“I started this semester by showing students how I used ChatGPT to write the syllabus. Students told me they had used it to compose emails to professors to get the ‘right tone,’ others had used it to write code for Intro CS courses, and a few had used ChatGPT themselves to write essays—exactly as we feared,” Goodwin says.

“Why wouldn’t they? Students are under tremendous pressure to perform well in school. They feel that they are competing with one another for limited job prospects. There is also a real urgency to find ways to pay for their education after they graduate,” he continues.

“Students will use every tool available to facilitate their education. Institutions of higher learning need to find ways to use these tools effectively, and in ways that promote knowledge and provide useful strategies to navigate this world. These tools will be embedded everywhere.”

Yuvay Ferguson, associate professor of marketing in the School of Business at Howard University says her students are definitely using AI and she approves. “In the same way that peer study groups can assist with learning, I think AI is a way for students to work with ‘someone else’ on developing solutions to problems,” Ferguson says. “People don’t trust the AI responses to be perfect (yet), so students are reading and rewriting the drafts that they worked on with their study partner’. In order to edit what the AI outputs to the user, there is a level of comprehension and learning happening and that’s the ultimate goal.”

Only 24 percent say their school has a ChatGPT policy in place

The majority of teachers say their school does not have a policy when it comes to ChatGPT use. However, 24 percent say their school does, while 5 percent are unsure.

For schools that do have policies in place, some strictly prohibit its use, while others encourage it or leave decisions up to individual teachers.

Overall, 28 percent of teachers say they have a specific classroom policy for ChatGPT use. Examples of these policies include:

  • “I allow students to use it to critique, generate ideas, develop questions but they cannot submit as authentic work.”
  • “I recommend that every student use ChatGPT when they go home. It is important to learn about this latest AI technology.”
  • “Students are encouraged to use it and are rewarded for completing assignments.”
  • “Allowed use with permission.”
  • “I don’t allow students to use ChatGPT to find answers in class, and they can’t use ChatGPT to finish their homework.”

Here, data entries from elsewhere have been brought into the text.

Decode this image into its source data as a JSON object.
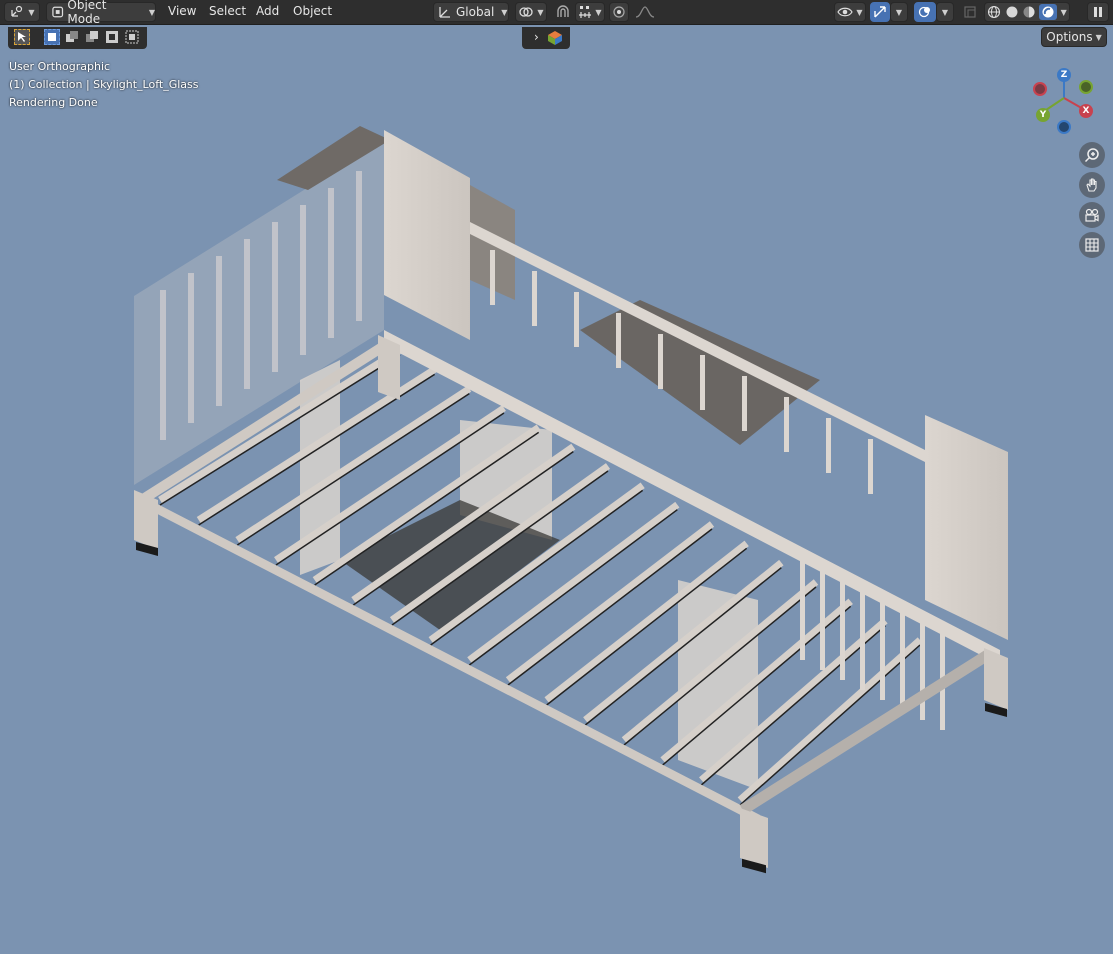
{
  "header": {
    "editor_type_icon": "3d-viewport-icon",
    "mode_label": "Object Mode",
    "menus": [
      "View",
      "Select",
      "Add",
      "Object"
    ],
    "transform_orientation": "Global",
    "snap_icon": "magnet-icon",
    "proportional_icon": "proportional-editing-icon"
  },
  "toolbar": {
    "options_label": "Options"
  },
  "viewport": {
    "view_name": "User Orthographic",
    "collection_line": "(1) Collection | Skylight_Loft_Glass",
    "status": "Rendering Done",
    "background": "#7b93b1"
  },
  "gizmo": {
    "z": "Z",
    "y": "Y",
    "x": "X"
  },
  "colors": {
    "x_axis": "#c8424f",
    "y_axis": "#77a431",
    "z_axis": "#3b79c6",
    "active_button": "#4772b3"
  }
}
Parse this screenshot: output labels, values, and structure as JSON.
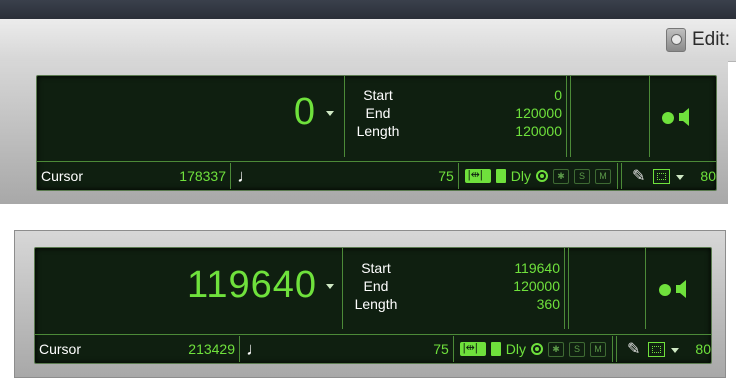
{
  "toolbar": {
    "edit_label": "Edit:"
  },
  "panels": [
    {
      "main_counter": "0",
      "selection": {
        "start_label": "Start",
        "end_label": "End",
        "length_label": "Length",
        "start": "0",
        "end": "120000",
        "length": "120000"
      },
      "cursor_label": "Cursor",
      "cursor_value": "178337",
      "tempo": "75",
      "dly_label": "Dly",
      "nudge": "80",
      "buttons": {
        "s": "S",
        "m": "M"
      }
    },
    {
      "main_counter": "119640",
      "selection": {
        "start_label": "Start",
        "end_label": "End",
        "length_label": "Length",
        "start": "119640",
        "end": "120000",
        "length": "360"
      },
      "cursor_label": "Cursor",
      "cursor_value": "213429",
      "tempo": "75",
      "dly_label": "Dly",
      "nudge": "80",
      "buttons": {
        "s": "S",
        "m": "M"
      }
    }
  ],
  "colors": {
    "lcd_bg": "#0f1f10",
    "lcd_green": "#6fe13c",
    "divider": "#4c8a38"
  }
}
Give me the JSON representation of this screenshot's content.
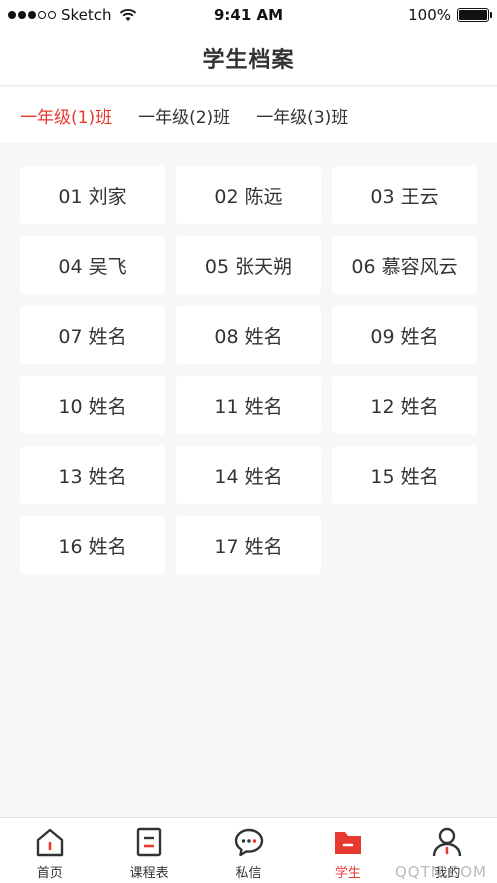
{
  "status": {
    "carrier": "Sketch",
    "time": "9:41 AM",
    "battery": "100%",
    "battery_level": 1.0,
    "signal_bars": 3
  },
  "header": {
    "title": "学生档案"
  },
  "classes": {
    "tabs": [
      {
        "label": "一年级(1)班",
        "active": true
      },
      {
        "label": "一年级(2)班",
        "active": false
      },
      {
        "label": "一年级(3)班",
        "active": false
      }
    ]
  },
  "students": [
    {
      "label": "01 刘家"
    },
    {
      "label": "02 陈远"
    },
    {
      "label": "03 王云"
    },
    {
      "label": "04 吴飞"
    },
    {
      "label": "05 张天朔"
    },
    {
      "label": "06 慕容风云"
    },
    {
      "label": "07 姓名"
    },
    {
      "label": "08 姓名"
    },
    {
      "label": "09 姓名"
    },
    {
      "label": "10 姓名"
    },
    {
      "label": "11 姓名"
    },
    {
      "label": "12 姓名"
    },
    {
      "label": "13 姓名"
    },
    {
      "label": "14 姓名"
    },
    {
      "label": "15 姓名"
    },
    {
      "label": "16 姓名"
    },
    {
      "label": "17 姓名"
    }
  ],
  "tabbar": {
    "items": [
      {
        "label": "首页",
        "icon": "home-icon",
        "active": false
      },
      {
        "label": "课程表",
        "icon": "schedule-icon",
        "active": false
      },
      {
        "label": "私信",
        "icon": "message-icon",
        "active": false
      },
      {
        "label": "学生",
        "icon": "folder-icon",
        "active": true
      },
      {
        "label": "我的",
        "icon": "profile-icon",
        "active": false
      }
    ]
  },
  "watermark": "QQTN.COM",
  "colors": {
    "accent": "#e8392f",
    "text": "#333333",
    "background": "#f7f7f7"
  }
}
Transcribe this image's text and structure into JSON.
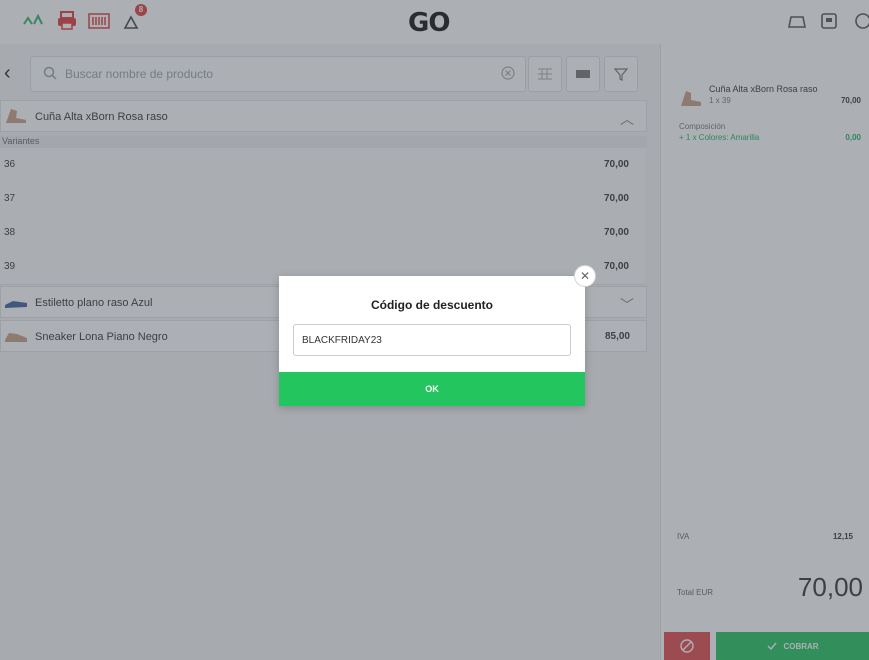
{
  "topbar": {
    "logo": "GO",
    "notifications_count": "8"
  },
  "search": {
    "placeholder": "Buscar nombre de producto"
  },
  "groups": [
    {
      "name": "Cuña Alta xBorn Rosa raso",
      "chevron": "up"
    },
    {
      "name": "Estiletto plano raso Azul",
      "chevron": "down"
    },
    {
      "name": "Sneaker Lona Piano Negro",
      "price": "85,00"
    }
  ],
  "variants": {
    "header": "Variantes",
    "rows": [
      {
        "name": "36",
        "price": "70,00"
      },
      {
        "name": "37",
        "price": "70,00"
      },
      {
        "name": "38",
        "price": "70,00"
      },
      {
        "name": "39",
        "price": "70,00"
      }
    ]
  },
  "cart": {
    "item_name": "Cuña Alta xBorn Rosa raso",
    "item_sub": "1 x 39",
    "item_price": "70,00",
    "composition_label": "Composición",
    "composition_item": "+ 1 x Colores: Amarilla",
    "composition_price": "0,00",
    "iva_label": "IVA",
    "iva_value": "12,15",
    "total_label": "Total EUR",
    "total_value": "70,00",
    "charge_label": "COBRAR"
  },
  "modal": {
    "title": "Código de descuento",
    "input_value": "BLACKFRIDAY23",
    "ok_label": "OK"
  },
  "colors": {
    "accent_green": "#22c55e",
    "danger_red": "#e24c4c",
    "brand_red": "#e23b3b"
  }
}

Furthermore, 45 percent of teachers say they currently use AI detection tools, and 52 percent plan to start.

“ChatGPT is already transforming the educational landscape whether we are ready or not,” says Villagomez.

“Our young generation of students has embraced technology from a very early age and while we may have valid reservations and concerns, we cannot thrive in a state of fear. We live in a digital era and there’s a great benefit in staying attuned to the new ways our students are learning and staying engaged. This type of technology isn’t going anywhere.

“Eliminating the use of AI tools or imposing the belief that such tools are harmful will only negatively impact student learning. I recommend educators embrace the positive aspects of this tool and engage with their students in open conversations to understand their motivations for using ChatGPT. Teachers and other educators alike can begin tapping into their creativity and explore different types of tools that can help promote their engagement and learning.”


Data found within this report derives from a survey commissioned by and conducted online by survey platform Pollfish on March 30, 2023 to April 4, 2023. In total, 1,000 U.S. high school teachers as well as undergraduate and graduate professors were surveyed, using a convenience sampling method. Only educators who say they are aware of ChatGPT were surveyed. Those who say they are unaware were eliminated (incidence rate = 95 percent were previously aware).